- Data section:
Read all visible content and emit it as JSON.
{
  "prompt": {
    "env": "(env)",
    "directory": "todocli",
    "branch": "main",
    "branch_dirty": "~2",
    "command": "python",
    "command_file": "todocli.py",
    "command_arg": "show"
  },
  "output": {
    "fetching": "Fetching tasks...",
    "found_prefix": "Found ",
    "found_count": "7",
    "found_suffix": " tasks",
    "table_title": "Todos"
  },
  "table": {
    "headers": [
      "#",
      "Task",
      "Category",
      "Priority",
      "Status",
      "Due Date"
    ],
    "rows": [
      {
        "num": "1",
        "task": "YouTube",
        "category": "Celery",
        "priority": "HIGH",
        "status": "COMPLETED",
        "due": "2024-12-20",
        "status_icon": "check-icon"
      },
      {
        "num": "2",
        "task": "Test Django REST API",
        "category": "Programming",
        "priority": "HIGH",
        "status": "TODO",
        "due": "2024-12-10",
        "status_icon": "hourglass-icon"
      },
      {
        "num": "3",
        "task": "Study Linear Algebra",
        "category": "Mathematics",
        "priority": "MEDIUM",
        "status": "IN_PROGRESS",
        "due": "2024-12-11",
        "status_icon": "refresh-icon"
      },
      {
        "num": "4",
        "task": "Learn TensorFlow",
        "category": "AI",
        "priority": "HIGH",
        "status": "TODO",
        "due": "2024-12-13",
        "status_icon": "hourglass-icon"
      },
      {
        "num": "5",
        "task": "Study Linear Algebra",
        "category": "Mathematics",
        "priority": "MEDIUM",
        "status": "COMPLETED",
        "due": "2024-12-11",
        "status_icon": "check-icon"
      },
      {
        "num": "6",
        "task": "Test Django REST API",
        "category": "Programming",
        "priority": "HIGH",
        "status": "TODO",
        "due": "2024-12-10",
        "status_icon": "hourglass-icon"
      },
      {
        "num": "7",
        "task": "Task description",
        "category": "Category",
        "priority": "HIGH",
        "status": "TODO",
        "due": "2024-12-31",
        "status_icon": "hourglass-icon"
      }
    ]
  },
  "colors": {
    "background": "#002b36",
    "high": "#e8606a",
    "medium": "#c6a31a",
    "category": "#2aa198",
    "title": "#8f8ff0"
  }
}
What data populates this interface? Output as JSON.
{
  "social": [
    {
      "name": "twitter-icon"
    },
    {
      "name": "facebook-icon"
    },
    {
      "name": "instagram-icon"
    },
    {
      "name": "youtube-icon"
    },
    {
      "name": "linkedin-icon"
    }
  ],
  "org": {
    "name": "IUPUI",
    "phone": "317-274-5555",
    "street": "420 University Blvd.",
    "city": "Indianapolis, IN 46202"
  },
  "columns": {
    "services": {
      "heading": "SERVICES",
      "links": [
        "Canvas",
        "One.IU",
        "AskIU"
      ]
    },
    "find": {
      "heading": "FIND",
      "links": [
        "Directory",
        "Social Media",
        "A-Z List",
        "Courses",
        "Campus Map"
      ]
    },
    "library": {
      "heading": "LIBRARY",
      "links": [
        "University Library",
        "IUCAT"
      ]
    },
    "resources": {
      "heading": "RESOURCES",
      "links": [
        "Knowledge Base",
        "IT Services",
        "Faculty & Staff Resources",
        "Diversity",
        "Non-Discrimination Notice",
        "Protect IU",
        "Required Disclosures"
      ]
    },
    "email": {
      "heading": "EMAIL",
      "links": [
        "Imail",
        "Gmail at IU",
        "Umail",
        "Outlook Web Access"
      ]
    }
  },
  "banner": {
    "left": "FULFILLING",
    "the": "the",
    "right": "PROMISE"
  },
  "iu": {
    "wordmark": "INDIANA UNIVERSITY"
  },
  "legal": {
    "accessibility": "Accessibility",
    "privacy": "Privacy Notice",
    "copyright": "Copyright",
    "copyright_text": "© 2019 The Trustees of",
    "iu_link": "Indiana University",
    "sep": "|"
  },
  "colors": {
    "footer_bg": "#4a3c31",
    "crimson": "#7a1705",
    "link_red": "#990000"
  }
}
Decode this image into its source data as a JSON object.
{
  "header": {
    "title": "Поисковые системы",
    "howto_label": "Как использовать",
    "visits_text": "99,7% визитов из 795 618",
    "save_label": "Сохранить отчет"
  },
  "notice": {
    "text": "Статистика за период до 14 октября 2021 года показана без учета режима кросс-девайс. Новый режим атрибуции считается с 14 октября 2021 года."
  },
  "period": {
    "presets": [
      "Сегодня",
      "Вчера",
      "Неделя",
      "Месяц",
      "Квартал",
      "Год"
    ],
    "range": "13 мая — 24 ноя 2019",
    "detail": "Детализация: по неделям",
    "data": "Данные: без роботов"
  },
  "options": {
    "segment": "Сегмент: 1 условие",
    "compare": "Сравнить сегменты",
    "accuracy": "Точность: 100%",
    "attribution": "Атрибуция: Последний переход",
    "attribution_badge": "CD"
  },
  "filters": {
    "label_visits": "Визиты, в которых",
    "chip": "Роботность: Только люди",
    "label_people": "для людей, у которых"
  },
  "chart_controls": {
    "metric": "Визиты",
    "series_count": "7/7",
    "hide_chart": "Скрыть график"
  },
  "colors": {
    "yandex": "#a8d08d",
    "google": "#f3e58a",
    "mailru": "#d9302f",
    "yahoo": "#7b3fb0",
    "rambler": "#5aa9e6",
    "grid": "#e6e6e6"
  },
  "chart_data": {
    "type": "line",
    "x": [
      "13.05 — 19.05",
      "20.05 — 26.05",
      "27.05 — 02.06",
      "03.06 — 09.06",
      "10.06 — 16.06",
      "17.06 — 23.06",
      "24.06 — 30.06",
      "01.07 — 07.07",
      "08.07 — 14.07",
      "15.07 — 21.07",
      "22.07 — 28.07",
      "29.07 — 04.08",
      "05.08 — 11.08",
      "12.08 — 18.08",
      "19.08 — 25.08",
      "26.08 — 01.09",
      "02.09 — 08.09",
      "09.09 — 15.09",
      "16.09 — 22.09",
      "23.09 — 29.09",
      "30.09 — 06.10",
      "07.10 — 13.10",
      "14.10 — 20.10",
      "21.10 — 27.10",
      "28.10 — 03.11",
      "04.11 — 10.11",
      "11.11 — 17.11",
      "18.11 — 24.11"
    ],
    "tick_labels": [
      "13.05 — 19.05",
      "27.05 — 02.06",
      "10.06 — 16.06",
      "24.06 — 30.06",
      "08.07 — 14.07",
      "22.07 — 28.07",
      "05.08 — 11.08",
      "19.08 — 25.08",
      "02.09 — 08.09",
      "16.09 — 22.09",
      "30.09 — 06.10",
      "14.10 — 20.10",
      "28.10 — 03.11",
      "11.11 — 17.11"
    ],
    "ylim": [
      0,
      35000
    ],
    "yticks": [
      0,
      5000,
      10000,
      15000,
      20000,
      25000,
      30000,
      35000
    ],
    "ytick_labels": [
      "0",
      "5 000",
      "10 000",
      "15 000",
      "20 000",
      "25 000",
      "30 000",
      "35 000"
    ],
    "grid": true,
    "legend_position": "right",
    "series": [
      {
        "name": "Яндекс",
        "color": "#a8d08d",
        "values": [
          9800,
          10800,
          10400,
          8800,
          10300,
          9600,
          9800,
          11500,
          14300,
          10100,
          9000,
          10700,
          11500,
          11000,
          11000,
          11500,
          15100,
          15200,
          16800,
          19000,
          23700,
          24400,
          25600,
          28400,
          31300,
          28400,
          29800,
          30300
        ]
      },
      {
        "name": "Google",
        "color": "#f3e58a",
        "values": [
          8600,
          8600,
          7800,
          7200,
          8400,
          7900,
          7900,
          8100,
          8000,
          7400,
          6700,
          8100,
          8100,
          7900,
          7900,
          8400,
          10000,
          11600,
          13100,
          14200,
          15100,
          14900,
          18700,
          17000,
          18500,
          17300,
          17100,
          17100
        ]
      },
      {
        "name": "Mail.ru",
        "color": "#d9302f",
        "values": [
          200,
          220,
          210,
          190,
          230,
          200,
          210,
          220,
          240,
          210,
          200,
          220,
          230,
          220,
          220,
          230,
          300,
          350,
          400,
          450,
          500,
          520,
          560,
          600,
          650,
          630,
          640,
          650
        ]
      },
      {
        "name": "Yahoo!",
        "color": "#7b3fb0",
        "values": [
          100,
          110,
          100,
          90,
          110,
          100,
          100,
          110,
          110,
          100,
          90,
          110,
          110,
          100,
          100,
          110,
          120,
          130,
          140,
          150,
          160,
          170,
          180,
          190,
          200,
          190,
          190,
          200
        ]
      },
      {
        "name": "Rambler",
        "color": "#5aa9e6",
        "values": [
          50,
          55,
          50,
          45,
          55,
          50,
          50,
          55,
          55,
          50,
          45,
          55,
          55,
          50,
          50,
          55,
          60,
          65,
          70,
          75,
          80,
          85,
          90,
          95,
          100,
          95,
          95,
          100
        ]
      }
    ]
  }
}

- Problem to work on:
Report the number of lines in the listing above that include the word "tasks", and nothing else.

- Task answer:
2